On a grim morning, zombie-walking to the tube, something grabbed my attention. An explosion of colour in the middle of the very greige city. A bright poster for Martin Parr’s Only Human exhibition at The National Portrait Gallery. It looked interesting and like the perfect thing to do during an April rainy weekend.
That evening, I booked tickets online, and thank god I did! Even the queue to pick up the tickets on site was fairly long, so I would definitely recommend reserving in advance to not be left disappointed.
Martin Parr is a photographer who specialised in environmental portrait. He observes people, identify a subject and ask them to stop and pose.
The people gather to enter the exhibition by the giant sign which very purposely includes one of Marting Parr pictures of women queuing.
The scene is set, this is an immersive experience. You come to see pictures of people but you are also reminded that you are very much one of them.

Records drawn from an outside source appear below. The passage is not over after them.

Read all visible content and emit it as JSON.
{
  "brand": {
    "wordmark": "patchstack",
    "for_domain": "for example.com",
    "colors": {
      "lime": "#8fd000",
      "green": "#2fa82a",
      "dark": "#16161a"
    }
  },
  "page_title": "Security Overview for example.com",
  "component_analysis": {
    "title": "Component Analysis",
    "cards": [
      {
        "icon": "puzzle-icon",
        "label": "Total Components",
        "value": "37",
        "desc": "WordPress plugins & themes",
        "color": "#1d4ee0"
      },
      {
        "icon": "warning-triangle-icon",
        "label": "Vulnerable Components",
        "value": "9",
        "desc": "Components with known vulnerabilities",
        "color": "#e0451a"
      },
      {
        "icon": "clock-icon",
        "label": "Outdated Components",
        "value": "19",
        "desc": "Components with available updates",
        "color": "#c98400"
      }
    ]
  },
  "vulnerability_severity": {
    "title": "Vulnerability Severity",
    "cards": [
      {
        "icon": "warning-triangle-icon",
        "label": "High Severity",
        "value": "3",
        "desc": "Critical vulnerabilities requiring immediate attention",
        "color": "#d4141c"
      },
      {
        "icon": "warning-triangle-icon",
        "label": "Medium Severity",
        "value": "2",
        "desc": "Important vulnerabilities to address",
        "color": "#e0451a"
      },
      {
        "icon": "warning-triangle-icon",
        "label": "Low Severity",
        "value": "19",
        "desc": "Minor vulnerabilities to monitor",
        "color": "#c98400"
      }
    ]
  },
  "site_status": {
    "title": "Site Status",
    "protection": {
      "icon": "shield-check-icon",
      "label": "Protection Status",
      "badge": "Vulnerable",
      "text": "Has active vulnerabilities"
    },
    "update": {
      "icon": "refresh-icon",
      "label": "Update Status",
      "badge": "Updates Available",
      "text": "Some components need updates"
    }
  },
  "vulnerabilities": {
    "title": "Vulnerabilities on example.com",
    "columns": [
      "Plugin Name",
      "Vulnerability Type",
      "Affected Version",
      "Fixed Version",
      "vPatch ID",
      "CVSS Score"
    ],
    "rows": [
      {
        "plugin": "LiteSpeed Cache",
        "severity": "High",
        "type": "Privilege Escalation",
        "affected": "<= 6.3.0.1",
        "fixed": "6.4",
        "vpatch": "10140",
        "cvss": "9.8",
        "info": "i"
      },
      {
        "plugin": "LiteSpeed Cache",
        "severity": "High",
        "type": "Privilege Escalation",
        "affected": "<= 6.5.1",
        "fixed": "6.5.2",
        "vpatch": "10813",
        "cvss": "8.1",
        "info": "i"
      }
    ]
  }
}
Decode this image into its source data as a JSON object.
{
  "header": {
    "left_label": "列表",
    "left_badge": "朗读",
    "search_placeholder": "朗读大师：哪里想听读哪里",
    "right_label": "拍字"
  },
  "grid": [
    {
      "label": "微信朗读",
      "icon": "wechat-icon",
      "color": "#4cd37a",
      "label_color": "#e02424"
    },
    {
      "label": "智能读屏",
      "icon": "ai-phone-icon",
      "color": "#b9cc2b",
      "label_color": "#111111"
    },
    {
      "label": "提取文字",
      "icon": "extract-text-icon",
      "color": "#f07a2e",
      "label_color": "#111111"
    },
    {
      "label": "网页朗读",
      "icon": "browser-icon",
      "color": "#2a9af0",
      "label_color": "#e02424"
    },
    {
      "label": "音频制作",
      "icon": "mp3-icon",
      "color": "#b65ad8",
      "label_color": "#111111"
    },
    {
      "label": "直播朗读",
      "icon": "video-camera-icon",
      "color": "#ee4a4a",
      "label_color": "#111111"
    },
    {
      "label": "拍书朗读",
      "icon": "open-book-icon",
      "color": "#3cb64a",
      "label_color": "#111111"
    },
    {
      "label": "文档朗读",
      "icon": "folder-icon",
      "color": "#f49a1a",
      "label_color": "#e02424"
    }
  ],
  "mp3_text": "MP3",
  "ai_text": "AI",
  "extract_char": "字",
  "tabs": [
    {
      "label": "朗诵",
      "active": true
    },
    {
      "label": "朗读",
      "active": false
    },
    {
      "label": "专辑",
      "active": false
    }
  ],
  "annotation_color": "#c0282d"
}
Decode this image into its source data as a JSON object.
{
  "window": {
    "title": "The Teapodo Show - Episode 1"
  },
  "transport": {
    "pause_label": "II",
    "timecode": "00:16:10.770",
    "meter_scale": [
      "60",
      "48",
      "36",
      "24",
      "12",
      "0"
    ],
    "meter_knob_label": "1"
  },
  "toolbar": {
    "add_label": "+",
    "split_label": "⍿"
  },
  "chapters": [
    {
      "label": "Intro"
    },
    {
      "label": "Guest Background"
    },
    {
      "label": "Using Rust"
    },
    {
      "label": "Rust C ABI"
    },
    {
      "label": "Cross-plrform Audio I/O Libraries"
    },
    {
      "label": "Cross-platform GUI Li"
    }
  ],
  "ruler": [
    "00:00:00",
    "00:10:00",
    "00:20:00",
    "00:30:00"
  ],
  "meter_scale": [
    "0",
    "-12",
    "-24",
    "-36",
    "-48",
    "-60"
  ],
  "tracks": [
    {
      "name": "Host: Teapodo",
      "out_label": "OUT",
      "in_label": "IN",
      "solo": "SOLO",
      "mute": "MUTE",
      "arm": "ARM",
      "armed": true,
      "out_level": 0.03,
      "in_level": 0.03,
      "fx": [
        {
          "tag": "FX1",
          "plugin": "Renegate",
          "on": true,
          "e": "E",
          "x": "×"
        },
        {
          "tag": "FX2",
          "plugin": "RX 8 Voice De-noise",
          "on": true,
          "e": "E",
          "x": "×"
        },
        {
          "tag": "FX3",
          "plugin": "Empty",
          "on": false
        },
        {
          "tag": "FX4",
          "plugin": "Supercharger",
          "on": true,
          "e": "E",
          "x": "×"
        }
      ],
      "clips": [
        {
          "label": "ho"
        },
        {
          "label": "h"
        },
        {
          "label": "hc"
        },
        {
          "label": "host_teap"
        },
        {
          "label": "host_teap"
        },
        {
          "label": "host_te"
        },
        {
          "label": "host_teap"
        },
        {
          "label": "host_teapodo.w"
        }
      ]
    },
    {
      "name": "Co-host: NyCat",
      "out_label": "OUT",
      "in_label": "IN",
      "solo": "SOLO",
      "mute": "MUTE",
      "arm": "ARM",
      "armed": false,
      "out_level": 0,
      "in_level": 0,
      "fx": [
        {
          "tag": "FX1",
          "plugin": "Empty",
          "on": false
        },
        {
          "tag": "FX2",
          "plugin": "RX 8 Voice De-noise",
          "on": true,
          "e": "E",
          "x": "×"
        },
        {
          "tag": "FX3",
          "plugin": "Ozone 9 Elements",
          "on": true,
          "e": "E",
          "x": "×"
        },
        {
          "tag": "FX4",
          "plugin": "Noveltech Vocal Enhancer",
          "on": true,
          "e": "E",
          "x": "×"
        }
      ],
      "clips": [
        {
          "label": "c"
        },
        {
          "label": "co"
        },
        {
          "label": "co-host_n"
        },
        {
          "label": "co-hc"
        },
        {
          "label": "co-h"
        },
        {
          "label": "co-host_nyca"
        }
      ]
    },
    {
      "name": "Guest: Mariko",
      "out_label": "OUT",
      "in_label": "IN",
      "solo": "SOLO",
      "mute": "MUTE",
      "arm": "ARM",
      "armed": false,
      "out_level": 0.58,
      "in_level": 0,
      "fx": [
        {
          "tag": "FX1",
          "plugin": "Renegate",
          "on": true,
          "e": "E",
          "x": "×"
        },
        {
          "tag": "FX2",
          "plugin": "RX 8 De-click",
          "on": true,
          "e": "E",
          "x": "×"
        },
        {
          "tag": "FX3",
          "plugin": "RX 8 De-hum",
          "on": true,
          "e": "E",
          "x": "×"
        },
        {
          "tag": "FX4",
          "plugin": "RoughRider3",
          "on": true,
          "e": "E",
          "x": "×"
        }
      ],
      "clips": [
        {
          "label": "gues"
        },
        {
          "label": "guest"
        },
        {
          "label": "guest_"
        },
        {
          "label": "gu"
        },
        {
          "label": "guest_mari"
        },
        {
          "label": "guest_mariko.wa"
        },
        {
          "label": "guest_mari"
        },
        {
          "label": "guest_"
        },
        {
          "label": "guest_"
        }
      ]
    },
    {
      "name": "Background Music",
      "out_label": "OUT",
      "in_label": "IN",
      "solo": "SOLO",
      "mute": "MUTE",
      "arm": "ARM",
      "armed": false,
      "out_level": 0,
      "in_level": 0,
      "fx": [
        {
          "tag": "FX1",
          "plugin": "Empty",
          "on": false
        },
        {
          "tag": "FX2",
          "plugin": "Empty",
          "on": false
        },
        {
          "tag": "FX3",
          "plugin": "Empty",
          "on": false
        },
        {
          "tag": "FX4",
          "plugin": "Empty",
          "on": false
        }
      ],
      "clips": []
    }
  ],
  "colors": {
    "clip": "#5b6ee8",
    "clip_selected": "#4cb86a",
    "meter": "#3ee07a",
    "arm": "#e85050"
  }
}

A room dedicated to parties invites you to join the celebrations with a disco ball spinning as you watch people dancing and drinking.
Another one takes you to an overcrowded beach with lounge chairs. Among the densely packed scenes, Martin Parr was able to approach his subjects and isolate small details you would normally never notice.
Just like Martin Parr, this exhibition doesn’t take itself too seriously. In his own words: “Humans are weird! We are weird and do weird things!”
An entire section questions what it means to be British in the time of Brexit.
There you will see two muslim women managing a fish and chips shop. High society students gathering for a quintessentially British afternoon tea, while working class families celebrate St George day in the Black Country.
It highlights what the UK is all about: diversity, community and a good party.
I also love how Martin Parr embraced the art of tourist photography and gave this, sometimes forgotten and often unkindly judge, niche a minute of fame.
The wall with all his portraits taken on trips is fascinating and comical. He moves from one absurd situation to another while highlighting the aesthetic ideals of the different countries.
Martin Parr’s Only Human exhibition at The National Portrait Gallery is a welcome emotional and (sometimes) comic relief. A breath of fresh air and burst of colours in a very sad grey world. It also reminds us all that, by the end of the day, we shouldn’t take ourselves too seriously because really… we are only human.
Only Human by Martin Parr is on until the 27th of May 2019.